I know that there are a lot of preppers who ascribe to the viewpoint that we take care of our own and only our own. But I’m not like that. While my priority is taking care of my family, I look beyond that, to see how I can help others.
For that reason, I have much more water purification capability than I need, some extra rice and beans I can pass out, and enough seed to help my neighbors start gardens.
One of the projects I’ve been working on is a portable water purification system which can purify 1,000 gallons of water per day. That’s not for my own use; it’s to help others when they are going through times of crisis. I want to be able to be an asset to the community, not so much when my community is in a time of crisis, but when others are.
Any crisis is a good opportunity to get out your own gear and go through the motions, playing it out as if you were living through the crisis itself. Call it a dress rehearsal or a trial run.
In either case, there are things you are going to see, when you try doing it for real or even try doing it for make believe, that you won’t see sitting there in your favorite chair. Things like how difficult it is to move everything from your home to your survival retreat.

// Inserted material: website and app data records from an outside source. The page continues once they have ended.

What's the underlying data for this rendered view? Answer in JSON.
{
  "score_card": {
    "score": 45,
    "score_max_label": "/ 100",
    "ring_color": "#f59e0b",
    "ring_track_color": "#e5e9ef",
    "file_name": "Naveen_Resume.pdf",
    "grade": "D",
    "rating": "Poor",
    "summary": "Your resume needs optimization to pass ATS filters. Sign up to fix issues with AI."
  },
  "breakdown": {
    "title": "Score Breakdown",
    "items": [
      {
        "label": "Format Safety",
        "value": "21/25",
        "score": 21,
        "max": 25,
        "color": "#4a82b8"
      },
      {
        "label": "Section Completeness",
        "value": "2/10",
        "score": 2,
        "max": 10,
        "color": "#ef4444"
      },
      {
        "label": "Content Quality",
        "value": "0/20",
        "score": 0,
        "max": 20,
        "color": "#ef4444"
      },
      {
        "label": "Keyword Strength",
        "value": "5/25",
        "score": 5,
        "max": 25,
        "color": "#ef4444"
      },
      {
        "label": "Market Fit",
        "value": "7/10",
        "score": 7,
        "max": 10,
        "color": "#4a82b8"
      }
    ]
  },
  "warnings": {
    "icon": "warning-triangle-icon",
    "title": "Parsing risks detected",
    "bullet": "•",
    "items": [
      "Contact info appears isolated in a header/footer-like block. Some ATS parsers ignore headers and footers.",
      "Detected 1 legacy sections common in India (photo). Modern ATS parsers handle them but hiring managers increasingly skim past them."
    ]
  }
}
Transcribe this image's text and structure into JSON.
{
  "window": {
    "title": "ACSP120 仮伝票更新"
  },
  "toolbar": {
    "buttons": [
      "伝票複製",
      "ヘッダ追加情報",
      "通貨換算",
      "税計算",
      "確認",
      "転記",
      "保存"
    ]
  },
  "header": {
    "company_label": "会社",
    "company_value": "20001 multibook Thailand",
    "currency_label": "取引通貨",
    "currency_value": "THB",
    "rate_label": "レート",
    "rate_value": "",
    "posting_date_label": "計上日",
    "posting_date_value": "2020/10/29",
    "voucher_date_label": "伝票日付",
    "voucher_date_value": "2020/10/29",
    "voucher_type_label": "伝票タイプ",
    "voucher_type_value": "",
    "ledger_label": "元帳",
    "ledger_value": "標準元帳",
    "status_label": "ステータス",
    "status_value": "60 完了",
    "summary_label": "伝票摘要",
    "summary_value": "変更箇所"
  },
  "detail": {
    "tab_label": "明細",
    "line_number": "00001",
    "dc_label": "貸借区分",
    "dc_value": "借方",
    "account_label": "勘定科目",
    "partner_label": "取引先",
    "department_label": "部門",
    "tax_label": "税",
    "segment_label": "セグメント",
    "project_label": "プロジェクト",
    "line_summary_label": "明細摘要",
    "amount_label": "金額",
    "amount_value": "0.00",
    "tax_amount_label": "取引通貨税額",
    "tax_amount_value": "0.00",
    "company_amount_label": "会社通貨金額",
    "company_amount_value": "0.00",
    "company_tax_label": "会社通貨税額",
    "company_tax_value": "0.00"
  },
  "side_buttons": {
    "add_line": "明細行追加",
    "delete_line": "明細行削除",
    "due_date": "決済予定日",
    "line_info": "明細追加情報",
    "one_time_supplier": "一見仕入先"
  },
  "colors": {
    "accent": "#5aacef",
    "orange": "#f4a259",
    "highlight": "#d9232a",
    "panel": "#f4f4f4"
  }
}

While you may not be in the middle of the crisis itself, you can use that as the scenario for your trial run. Put the same restrictions on yourself, that you see the people in that crisis living though. If you’re planning a bug out, then use the Florida evacuation for Hurricane Irma. That’s an ideal one, because of the difficulties caused by limited roads and fuel, with a large population moving.
Many of the people who evacuated from Florida had to go as far as the northern boarders of Georgia and Alabama to find someplace to stay. Is your survival retreat at least that far? Gas shortages slowed travel. How much gas do you have? Everything they went through can teach us something.
You may also like: